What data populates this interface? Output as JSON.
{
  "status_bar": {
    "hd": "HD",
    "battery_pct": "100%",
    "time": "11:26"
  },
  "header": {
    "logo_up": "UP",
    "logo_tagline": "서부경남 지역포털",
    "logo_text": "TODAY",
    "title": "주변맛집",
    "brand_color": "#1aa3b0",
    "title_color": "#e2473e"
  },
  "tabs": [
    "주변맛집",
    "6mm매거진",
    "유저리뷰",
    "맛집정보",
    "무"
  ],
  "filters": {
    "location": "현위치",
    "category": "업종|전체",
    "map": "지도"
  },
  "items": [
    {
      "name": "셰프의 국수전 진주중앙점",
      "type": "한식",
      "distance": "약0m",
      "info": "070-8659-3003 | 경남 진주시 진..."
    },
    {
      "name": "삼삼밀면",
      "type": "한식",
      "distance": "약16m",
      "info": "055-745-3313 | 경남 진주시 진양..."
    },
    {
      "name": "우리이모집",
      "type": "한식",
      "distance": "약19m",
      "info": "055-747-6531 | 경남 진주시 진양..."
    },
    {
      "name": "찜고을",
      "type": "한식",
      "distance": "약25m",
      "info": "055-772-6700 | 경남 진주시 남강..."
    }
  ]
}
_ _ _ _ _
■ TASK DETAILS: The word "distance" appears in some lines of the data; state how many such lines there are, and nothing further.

■ RESULT OF THE EXERCISE: 4